Word spread quickly, and all of Africa began talking about Liberia’s heroic nonviolent women. Only one other thing needed—to corral the opposing side.
Two days later a contingent of women headed toward Sierra Leone, where the rebels had their camp. When they arrived they found rebels and warlords coddling themselves like kings in a swanky hotel. The women in white lined the street and held up their placards. The rebels were astonished and taken aback. But the vigiling continued and the rebels succumbed. They would attend peace talks as well.
A date was set, June 4, 2003; the place, Accra, Ghana. The two factions would meet face to face. The women, however, were credulous. They knew enough that there would be no progress unless they were there. So they appealed for funds to make the trip.
Money rolled in from all the over the nation, enough to fund a delegation of hundreds. When deliberations got underway, the women were there, outside the doors, dressed in white. Quite a scene—inside, murderers and marauders, and on the street, the implacable women demanding peace. “We are your conscience,” they said. A vague warning.
The peace talks got underway then stalled. And the women got frustrated. “What is this, a vacation?” they complained. Their frustration was well founded for, meanwhile, back in Monrovia, order collapsed completely. There was little food and water to be had. And thousands fled for shelter to the city stadium.
The tearful women in Accra redoubled their efforts. “Give us peace now,” they sang. Their signs multiplied, proclaiming, “No more guns, no more war.” Everyone entering or leaving the building got an earful.
When back in Monrovia a rebel missile struck the U.S. Embassy, where displaced people were harbored, the women surrounded the building in Accra and linked arms. Until the carnage ended, they said, they would not leave. “The peace talks have been seized by General Leynab and her troops….” said a mocking security guard over the PA system.
The women had locked them down. And when a warlord appeared at the door, trying to pass by, Leynab ordered: “Go back in there and sit down. If you were a real man, you wouldn’t be killing your people. That’s why I have to treat you like a boy. Go back and sit down and negotiate peace!”
Slowly, the tide turned. The international community got involved and on August 11, 2003, Taylor left for Nigeria, setting off days of celebrations. But the women knew their work was not over. A transitional government was put into place, and the women knew they had to monitor its every decision.
Meantime they took up the thorny issue of forgiveness. “The men make all the mistakes,” Leynab said. “They brought war and poverty.” Oceans of blood were on their hands. How to forgive them? They discussed it and tried, reaching out first to ex-child soldiers, seeing in the boys’ own eyes the boys’ own brutal victimization.
Finally, January 2006, arrived the general elections, a day of improbably achievement. Elected president of Liberia that day was Ellen Johnson Sirleaf, the first woman in all of Africa ever elected to such high office. “Icing on the cake,’ Leynab said with cool nonchalance.
And reflecting back on those years, she said: “We stepped out and did the unimaginable.”
Indeed they did.
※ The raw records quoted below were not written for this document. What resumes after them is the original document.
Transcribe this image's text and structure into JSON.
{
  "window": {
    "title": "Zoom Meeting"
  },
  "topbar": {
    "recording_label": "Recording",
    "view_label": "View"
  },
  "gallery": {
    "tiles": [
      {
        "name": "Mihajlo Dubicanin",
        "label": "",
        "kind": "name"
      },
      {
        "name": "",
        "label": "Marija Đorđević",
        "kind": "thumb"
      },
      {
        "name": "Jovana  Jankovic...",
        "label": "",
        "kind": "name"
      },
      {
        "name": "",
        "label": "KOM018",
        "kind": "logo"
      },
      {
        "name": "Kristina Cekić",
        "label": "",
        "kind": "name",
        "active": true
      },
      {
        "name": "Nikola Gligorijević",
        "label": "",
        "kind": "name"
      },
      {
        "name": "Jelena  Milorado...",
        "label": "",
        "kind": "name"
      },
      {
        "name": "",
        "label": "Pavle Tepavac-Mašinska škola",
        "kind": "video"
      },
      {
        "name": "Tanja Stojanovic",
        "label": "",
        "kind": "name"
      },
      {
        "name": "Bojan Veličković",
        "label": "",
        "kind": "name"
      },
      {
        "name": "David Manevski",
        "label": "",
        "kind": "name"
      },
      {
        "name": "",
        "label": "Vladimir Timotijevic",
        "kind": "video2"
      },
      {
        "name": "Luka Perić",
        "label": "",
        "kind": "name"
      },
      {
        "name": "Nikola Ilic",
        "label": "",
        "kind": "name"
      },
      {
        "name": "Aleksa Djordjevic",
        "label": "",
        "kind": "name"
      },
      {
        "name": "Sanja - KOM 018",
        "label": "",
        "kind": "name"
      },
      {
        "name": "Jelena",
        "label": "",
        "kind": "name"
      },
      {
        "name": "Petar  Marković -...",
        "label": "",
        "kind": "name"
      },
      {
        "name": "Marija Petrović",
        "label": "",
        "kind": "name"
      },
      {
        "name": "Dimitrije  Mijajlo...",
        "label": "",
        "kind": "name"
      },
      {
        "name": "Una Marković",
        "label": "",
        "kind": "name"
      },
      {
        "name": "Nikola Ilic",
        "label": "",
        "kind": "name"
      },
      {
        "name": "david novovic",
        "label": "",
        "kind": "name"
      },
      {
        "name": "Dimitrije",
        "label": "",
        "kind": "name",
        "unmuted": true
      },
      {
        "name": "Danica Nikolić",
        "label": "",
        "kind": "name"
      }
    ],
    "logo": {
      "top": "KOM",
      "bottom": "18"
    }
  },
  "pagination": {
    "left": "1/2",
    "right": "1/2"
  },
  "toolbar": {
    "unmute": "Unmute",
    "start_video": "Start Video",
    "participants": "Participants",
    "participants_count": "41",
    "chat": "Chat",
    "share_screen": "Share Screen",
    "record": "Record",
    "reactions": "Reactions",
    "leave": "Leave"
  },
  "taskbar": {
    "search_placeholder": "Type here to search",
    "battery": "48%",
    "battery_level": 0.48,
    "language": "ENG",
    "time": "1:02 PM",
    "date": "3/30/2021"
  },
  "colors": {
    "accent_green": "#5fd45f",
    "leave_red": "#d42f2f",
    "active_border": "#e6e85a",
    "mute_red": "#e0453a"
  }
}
And in doing the unimaginable, they have so much to teach us. About faith and nonviolence, prayer and struggle. About giving our lives for justice and disarmament. About vision and imagination. About strength, power and fearlessness. About what really matters. About changing the world.
“The heroism on view in the documentary is breathtaking,” wrote the Christian Science Monitor.“Uplifting, disheartening, inspiring, enraging,” wrote the New York Times.
Pray the Devil Back to Hell. I urge you to watch it with your church and peace groups. Discuss how we too might catch the noble spirit of these holy women and build a nonviolent movement here in the U.S. Let’s adopt their derring-do and put an end to war, weapons, poverty, executions and global climate change. The women of Liberia embolden us to steel our hearts. Perhaps we too can pray the devil back to hell.